Assignment
Copy, from the entries below, each line in which the string "Shows" appears.

Record set
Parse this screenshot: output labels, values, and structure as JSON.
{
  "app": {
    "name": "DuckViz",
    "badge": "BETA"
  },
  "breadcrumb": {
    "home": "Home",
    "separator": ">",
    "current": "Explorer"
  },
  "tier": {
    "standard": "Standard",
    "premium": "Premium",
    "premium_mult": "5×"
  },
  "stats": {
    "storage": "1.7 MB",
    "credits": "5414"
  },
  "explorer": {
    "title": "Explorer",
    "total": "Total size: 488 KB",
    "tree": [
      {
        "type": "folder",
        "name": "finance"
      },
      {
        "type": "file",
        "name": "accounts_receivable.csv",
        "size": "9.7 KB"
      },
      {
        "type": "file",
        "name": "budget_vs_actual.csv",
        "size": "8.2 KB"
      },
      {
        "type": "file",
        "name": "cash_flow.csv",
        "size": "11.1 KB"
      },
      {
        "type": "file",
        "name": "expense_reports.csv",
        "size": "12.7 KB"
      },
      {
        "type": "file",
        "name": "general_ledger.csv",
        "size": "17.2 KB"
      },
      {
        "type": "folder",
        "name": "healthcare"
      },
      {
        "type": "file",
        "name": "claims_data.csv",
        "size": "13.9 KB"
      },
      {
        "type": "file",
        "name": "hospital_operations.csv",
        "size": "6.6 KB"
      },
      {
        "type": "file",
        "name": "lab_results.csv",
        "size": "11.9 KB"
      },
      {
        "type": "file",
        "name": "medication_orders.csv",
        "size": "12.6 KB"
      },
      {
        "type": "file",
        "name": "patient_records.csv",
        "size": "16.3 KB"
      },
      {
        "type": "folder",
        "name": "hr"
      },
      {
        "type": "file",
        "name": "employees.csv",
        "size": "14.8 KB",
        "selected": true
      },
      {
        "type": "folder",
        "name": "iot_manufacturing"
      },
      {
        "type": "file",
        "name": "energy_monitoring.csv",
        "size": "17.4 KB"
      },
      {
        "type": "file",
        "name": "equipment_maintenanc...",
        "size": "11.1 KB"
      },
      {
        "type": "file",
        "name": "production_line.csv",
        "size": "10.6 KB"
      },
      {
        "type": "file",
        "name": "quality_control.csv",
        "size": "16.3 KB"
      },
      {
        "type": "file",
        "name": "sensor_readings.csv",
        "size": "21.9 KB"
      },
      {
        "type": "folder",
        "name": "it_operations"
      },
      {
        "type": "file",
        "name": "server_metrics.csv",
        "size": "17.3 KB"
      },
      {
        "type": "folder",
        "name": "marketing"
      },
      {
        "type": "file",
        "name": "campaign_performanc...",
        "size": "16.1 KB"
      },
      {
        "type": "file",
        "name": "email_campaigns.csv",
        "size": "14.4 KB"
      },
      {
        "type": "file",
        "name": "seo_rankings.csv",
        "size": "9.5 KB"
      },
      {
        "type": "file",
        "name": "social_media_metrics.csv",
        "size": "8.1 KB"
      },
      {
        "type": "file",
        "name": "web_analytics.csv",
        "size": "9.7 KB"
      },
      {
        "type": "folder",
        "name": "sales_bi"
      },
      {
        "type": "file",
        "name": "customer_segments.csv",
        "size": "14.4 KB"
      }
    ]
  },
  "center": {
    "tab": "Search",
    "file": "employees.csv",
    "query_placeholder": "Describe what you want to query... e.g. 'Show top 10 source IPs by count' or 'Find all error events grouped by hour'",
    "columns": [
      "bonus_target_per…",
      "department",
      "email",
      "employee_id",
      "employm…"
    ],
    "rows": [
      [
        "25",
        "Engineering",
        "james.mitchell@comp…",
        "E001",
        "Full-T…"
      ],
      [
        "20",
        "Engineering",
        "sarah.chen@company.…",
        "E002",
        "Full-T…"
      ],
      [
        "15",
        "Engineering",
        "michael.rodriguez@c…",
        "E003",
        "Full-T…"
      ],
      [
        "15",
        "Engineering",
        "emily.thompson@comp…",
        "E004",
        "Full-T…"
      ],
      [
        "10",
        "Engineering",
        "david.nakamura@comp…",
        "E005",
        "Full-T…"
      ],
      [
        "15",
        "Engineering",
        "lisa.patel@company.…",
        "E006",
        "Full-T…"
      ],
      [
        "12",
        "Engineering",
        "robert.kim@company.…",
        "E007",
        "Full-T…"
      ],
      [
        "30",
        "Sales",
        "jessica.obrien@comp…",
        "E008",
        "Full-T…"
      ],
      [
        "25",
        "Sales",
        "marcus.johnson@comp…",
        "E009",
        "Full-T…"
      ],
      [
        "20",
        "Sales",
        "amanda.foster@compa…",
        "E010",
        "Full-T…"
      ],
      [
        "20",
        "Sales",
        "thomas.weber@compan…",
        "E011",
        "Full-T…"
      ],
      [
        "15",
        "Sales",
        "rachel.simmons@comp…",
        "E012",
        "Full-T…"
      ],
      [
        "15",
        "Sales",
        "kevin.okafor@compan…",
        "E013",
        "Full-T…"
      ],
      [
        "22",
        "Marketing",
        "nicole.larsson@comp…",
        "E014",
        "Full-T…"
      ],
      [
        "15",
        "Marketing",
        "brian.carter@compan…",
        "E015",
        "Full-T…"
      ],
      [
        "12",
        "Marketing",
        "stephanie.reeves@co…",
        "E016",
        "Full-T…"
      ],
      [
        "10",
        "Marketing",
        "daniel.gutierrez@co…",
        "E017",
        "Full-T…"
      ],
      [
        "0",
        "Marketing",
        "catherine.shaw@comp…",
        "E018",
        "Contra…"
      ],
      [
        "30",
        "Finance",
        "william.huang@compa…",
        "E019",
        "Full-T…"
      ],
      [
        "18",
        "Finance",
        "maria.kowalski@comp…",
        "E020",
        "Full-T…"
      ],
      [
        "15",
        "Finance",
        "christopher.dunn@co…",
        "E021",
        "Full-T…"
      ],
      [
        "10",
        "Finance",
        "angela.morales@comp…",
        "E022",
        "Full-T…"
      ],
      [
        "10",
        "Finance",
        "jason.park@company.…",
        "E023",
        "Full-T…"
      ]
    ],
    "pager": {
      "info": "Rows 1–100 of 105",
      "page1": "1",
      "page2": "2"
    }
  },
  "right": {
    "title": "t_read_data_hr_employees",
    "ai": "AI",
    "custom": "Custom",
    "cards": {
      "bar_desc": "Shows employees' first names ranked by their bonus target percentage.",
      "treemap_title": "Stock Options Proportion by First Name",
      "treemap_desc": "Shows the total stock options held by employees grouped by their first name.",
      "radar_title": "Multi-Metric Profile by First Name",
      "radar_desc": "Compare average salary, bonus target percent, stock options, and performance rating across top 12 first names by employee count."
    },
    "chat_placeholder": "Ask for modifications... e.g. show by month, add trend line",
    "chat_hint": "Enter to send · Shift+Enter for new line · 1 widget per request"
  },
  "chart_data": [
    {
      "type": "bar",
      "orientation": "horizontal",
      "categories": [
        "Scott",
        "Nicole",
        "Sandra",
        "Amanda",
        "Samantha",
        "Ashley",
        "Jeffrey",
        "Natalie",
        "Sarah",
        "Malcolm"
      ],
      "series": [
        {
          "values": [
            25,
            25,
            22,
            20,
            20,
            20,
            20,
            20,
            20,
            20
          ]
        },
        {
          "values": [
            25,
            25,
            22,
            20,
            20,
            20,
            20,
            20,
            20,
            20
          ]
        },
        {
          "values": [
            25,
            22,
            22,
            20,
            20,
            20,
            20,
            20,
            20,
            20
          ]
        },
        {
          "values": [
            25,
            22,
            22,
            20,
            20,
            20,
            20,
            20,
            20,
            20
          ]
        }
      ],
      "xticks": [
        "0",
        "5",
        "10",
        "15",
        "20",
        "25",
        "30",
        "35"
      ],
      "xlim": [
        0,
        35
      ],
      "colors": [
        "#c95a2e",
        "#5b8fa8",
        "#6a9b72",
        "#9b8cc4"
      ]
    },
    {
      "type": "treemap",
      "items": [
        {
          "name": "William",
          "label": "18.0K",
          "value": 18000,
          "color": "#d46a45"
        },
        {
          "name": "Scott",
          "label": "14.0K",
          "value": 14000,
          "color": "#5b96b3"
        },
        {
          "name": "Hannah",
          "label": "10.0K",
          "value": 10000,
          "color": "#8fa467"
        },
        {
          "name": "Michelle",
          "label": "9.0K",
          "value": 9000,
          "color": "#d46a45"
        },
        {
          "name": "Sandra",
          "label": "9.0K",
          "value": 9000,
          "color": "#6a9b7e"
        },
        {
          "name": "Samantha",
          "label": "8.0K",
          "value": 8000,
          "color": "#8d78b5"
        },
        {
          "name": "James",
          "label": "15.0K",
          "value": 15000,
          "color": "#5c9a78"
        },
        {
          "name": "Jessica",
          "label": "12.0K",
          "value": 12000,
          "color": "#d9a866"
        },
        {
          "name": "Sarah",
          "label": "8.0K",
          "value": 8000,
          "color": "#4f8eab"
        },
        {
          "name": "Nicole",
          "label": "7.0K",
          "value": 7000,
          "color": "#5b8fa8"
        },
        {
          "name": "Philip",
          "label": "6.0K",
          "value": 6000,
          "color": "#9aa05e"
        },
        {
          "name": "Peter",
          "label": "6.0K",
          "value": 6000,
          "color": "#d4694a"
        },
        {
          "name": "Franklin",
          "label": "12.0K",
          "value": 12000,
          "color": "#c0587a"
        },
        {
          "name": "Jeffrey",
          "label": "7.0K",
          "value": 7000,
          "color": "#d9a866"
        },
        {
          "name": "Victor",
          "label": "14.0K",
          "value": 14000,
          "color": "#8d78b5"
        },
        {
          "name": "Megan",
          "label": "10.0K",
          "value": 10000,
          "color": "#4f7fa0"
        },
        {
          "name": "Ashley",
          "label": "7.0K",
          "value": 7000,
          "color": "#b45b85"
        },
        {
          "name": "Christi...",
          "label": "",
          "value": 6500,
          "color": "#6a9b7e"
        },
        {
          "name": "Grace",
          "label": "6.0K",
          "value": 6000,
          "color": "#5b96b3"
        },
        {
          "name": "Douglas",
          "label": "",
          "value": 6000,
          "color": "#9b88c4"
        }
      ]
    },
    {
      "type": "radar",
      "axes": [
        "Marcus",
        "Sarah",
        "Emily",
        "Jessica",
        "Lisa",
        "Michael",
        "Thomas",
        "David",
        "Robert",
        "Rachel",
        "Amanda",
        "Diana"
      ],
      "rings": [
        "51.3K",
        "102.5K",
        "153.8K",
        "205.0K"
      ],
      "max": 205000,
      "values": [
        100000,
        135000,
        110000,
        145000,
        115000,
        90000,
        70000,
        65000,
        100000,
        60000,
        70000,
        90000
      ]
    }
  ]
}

Reply
      "bar_desc": "Shows employees' first names ranked by their bonus target percentage.",
      "treemap_desc": "Shows the total stock options held by employees grouped by their first name.",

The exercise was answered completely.